Consumer demand has long been responsible for local food movements, and in this new mobility- and labor-restricted world, the appeal increases. Beyond local farmers markets and farm-to-table restaurants, the shift has extended all the way to supermarkets. For example, several years ago, 98% of Wegmans’ organic produce was grown on the west coast. Today 30% is grown regionally, a transition that required investment in local agriculture operations and a willingness to experiment. The supermarket chain continues to support advances in the local ecosystem through efforts like Grow NY and partnerships like the one with the renowned farm-to-table chef, Dan Barber’s Row 7 seeds. New Jersey-based chain, ShopRite has also expanded its partnerships with local farms, and, like Wegmans, highlights those relationships and educates customers through in-store displays. 

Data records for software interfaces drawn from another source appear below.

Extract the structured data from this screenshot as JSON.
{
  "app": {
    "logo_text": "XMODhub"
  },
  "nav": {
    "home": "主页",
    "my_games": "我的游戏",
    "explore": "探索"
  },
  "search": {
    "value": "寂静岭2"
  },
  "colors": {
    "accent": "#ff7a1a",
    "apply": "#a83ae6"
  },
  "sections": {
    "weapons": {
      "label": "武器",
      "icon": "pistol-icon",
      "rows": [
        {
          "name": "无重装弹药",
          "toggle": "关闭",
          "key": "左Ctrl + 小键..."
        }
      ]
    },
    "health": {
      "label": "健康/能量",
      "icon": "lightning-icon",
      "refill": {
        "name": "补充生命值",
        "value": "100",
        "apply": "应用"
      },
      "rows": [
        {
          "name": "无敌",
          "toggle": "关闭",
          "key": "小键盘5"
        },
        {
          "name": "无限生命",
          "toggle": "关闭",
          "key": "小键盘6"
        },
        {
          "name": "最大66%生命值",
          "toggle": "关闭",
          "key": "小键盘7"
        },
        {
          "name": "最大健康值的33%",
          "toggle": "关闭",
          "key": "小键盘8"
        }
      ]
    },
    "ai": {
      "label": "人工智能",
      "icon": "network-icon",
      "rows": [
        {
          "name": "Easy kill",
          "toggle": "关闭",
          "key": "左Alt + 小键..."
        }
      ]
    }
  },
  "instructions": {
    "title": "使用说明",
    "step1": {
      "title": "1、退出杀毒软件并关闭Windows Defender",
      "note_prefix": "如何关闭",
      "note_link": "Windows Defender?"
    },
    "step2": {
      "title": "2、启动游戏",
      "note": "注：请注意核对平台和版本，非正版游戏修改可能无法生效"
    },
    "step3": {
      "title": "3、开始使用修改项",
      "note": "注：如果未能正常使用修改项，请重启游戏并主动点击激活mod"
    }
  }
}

Moving to a locally sustained food chain is just one way of future-proofing our food systems. Our ability to significantly reduce the carbon footprint of food and agriculture production, distribution, and waste is also part of the picture. It’s estimated that 30-40% of the food supply in the U.S. is wasted. While a 100 percent circular economy where waste is designed out of the ecosystem is still a ways off, several companies have started to prove this model. Rise Products uses spent grain from breweries in Brooklyn and Queens to create a barley flour that has twice as much protein, 12 times as much fiber, and one-third of the carbs of regular flour, and its underlying technology can also be applied to other by-products. Grounded Upcycling uses a similar process of up-cycling coffee grounds into products like mushroom substrate and biochemical extracts.

Systemic support

We all have the opportunity to move towards a food system that brings about positive environmental, economic, and social impact—something that’s necessary to take on the climate crisis. Øisten Thorsen of Newlab member company, FAI Farms, which works with both local farmers and multinational distributors, sees regenerative agriculture as a critical component. It goes beyond natural resource maintenance to the restoration of degraded soils and the development of a self-nourishing ecological system. A return of biodiversity—which offers health benefits for people and the planet—will be one of the many positive outcomes that could come from a systemic shift. 

The role multinational chains play in the future of our food system shouldn’t be overlooked—when they make changes, the impact on the environment is massive. According to Jacquelyn Howard, VP of Global Supply Chain at Starbucks, “food is a people business.” Starbucks’ “open source” C.A.F.E initiative, which was established in 2004, takes into account over 200 indicators to ensure a supply of high-quality coffee that positively impacts coffee farmers and their communities. Maintaining an agile supply chain that incorporates small and midsize producers requires innovation at all levels. Further decentralization and a commitment to resellers and consumers made by policymakers are necessary to ensure players outside of industrial agriculture are economically viable. To get there we will need to help farmers leverage technologies and techniques to improve their efficiency and yield. 

For systemic, sustainable change to take hold, it needs to start at the farm level and progress through the entire food supply chain. Our collective goal should be for safety, efficiency, and accessibility. While technology will help us get there, we need to commit to putting humans at the center—from the livelihood of farmers to the imperative for all people to have access to fresh and nutritious food.